In terms of fragrance, when you really look odd, it's nice to smell sweet. A lot of people find that chemotherapy and/or radiation makes them nauseated and sensitive to smells, especially artificial ones. I found that, at my most nauseated, the scent of natural grapefruit oil was fresh and clean smelling. Lavender and Rosemary - but the natural oils, not the fake stuff - have a green, camphorousness that can cut through the nausea. They are both also calming and antibacterial. Personally, I also found natural rose and jasmine oils very soothing as well as sexy (and not much made me feel sexy at that time).

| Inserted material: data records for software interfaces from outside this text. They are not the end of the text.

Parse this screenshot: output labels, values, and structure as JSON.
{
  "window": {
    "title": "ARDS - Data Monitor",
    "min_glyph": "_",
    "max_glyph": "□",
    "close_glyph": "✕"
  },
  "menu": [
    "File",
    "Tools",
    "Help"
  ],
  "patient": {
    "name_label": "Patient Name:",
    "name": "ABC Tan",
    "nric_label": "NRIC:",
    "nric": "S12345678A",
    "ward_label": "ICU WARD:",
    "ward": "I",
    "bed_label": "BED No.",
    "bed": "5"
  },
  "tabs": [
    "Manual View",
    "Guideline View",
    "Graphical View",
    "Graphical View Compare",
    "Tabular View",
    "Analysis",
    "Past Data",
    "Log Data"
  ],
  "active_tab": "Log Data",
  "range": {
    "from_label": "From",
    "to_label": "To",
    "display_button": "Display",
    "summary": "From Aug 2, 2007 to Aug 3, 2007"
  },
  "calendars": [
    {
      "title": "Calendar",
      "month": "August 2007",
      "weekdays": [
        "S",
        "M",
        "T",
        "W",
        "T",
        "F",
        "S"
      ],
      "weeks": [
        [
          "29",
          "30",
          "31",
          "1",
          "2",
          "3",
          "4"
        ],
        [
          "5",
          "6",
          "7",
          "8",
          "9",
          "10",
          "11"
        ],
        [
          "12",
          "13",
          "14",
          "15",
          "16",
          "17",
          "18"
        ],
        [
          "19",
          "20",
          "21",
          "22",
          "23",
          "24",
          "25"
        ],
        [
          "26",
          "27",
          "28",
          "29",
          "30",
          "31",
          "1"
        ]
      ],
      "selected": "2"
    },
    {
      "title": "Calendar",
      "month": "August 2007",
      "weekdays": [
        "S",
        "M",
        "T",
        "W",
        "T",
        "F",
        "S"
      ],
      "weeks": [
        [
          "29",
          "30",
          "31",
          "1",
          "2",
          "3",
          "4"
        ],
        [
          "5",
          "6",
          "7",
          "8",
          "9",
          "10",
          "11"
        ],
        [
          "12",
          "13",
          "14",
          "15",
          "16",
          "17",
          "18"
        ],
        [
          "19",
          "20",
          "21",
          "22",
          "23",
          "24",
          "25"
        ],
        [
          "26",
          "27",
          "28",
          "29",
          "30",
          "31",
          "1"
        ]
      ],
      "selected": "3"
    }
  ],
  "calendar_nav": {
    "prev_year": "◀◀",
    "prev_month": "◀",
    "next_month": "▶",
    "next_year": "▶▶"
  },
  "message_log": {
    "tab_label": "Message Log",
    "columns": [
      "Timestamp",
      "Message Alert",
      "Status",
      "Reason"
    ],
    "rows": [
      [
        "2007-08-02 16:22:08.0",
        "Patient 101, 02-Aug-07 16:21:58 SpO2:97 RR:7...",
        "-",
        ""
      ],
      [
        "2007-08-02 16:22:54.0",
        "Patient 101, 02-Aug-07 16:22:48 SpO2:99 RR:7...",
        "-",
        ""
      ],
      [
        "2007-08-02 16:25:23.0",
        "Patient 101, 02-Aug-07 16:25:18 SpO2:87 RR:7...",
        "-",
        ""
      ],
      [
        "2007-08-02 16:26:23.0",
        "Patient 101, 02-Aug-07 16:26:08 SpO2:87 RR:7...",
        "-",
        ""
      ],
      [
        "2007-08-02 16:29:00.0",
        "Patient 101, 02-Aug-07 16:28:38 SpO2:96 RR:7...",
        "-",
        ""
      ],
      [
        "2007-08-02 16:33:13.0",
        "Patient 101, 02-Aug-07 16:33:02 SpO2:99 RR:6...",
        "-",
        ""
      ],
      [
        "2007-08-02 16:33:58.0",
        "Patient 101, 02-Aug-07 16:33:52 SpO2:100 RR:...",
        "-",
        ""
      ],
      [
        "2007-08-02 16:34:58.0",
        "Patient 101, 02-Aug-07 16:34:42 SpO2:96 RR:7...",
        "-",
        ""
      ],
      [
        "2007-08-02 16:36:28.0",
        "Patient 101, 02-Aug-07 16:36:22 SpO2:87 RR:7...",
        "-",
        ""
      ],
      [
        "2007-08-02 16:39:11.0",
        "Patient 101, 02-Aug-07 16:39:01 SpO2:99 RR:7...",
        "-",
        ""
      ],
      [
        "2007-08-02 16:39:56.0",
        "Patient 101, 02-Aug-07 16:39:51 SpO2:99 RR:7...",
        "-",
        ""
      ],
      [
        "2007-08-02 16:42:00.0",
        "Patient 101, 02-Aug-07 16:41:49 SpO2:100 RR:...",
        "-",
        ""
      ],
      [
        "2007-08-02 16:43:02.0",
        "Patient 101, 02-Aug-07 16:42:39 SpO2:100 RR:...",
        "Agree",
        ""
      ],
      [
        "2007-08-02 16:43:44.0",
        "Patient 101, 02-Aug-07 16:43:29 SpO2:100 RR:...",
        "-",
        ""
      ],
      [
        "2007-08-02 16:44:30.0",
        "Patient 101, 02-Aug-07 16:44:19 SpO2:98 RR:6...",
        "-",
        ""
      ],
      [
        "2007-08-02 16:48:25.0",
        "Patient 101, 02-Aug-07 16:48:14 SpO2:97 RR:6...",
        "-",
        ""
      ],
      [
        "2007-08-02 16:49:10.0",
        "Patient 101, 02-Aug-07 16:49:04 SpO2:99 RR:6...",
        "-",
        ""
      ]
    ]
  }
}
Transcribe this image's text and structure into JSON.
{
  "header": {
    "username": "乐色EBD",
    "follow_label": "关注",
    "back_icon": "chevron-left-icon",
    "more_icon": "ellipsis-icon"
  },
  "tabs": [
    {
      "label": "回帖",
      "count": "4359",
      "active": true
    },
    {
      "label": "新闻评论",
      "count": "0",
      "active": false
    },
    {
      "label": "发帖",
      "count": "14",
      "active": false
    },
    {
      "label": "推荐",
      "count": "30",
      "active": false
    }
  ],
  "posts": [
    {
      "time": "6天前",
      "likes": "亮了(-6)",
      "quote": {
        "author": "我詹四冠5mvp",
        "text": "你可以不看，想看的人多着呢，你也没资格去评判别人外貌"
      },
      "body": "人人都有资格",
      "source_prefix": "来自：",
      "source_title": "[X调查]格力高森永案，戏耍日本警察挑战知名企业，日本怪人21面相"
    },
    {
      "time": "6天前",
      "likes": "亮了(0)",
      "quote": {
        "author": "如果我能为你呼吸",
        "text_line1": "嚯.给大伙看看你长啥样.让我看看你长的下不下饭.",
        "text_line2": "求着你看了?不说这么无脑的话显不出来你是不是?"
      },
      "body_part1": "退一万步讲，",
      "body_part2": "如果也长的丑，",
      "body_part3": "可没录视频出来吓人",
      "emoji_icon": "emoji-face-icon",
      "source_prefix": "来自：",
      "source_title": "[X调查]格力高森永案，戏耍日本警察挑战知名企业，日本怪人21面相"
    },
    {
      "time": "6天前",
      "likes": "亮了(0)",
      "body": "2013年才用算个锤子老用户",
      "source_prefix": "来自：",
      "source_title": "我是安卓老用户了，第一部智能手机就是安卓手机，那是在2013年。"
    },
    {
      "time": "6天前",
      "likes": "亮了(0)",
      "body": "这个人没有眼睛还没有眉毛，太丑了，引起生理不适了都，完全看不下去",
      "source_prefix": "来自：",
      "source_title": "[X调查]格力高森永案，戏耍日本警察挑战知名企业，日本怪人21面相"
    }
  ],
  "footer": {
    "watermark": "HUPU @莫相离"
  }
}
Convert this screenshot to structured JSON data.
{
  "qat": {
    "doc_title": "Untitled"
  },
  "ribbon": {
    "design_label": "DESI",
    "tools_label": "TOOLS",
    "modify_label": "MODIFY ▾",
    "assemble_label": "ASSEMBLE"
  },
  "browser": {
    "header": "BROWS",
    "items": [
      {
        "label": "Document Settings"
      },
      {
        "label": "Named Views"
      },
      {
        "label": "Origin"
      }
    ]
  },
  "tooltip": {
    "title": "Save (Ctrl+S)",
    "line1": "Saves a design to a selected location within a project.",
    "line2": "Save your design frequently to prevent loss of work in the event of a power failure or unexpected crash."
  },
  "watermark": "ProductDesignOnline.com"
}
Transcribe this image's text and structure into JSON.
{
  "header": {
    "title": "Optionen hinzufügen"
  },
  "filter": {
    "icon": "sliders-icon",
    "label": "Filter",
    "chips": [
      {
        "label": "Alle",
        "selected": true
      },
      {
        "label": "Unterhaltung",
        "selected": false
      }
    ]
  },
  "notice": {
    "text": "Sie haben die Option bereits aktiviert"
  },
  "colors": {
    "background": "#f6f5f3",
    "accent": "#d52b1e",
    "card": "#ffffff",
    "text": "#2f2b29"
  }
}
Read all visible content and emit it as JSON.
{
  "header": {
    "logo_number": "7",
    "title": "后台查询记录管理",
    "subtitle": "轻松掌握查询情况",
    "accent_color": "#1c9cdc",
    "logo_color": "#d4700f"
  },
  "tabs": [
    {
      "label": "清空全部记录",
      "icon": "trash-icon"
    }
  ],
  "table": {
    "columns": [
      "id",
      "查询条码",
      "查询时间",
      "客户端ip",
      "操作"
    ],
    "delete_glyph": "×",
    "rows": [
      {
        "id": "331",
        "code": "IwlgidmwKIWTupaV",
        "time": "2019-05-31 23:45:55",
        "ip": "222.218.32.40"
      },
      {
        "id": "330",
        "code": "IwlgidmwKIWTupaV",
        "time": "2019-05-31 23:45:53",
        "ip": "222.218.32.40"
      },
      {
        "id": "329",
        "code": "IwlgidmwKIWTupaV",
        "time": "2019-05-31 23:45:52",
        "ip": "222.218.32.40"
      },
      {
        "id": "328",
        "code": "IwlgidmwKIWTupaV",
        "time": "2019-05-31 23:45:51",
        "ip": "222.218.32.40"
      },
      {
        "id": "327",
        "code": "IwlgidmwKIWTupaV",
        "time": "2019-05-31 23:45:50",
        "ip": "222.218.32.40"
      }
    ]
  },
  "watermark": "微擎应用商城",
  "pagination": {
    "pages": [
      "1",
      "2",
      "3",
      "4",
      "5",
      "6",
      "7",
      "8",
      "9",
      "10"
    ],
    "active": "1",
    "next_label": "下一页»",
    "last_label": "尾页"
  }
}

My suggestion is to go to health food store or natural aromatherapy place and test out some of the oils. Or ask people to bring you a few. Try a tiny bit on your wrist and leave it on for a while. Or put it on a sweater or sweatshirt. See if it smells nice or it makes you feel sick as the day goes on. If you can't handle any scented products at all, don't worry about it. But given the endocrine interruptors and other nasty effects of synthetic fragrance, I'd recommend you avoid them all together.

Also, look at the products in your bathroom. Shampoos, conditioners, bodywash, soaps and lotions can all irritate the skin and eyes - and they also penetrate the skin and enter the bloodstream. I would go as natural as you can manage. I used Dr. Bronner's Lavender soap (I didn't need shampoo), a natural toothpaste with no fluoride (another possible carcinogen) and food grade sweet almond oil or coconut oil on my body after bathing. Then I rubbed on a little natural flower oil. I used a Weleda's natural deodorant made mostly from baking soda and it seemed to work well.

If you are getting radiation, I recommend a 20-30 minute soak in 1 cup of epsom salt, 1/2 cup of baking soda and 1/2 cup of natural sea salt after treatment. Then take a shower afterwards.

I made a big effort to reduce the plastic bottles and artificial cleaning products - all my years of swimming laps made me adore the chlorine smell of Clorox Clean-Up - but you can get much less toxic cleaners made of hydrogen peroxide and they are just as effective at killing germs.

I did not wear a wig because I found them itchy, expensive and ugly. (Plus, I have fond memories of Sinead O'Connor and the model Eve as bad ass b@#ches). Since I underwent chemotherapy from October til February, I was partial to some extremely soft cashmere beanies made by Meg Cohen. These are the nicest, thickest cashmere I have ever felt and they are locally-made by the nicest person. It's a tiny business that behaves with the best ethics.

Think about it this way, if you are going to have something close to your skin (and your crown chakra), make sure it has good energy!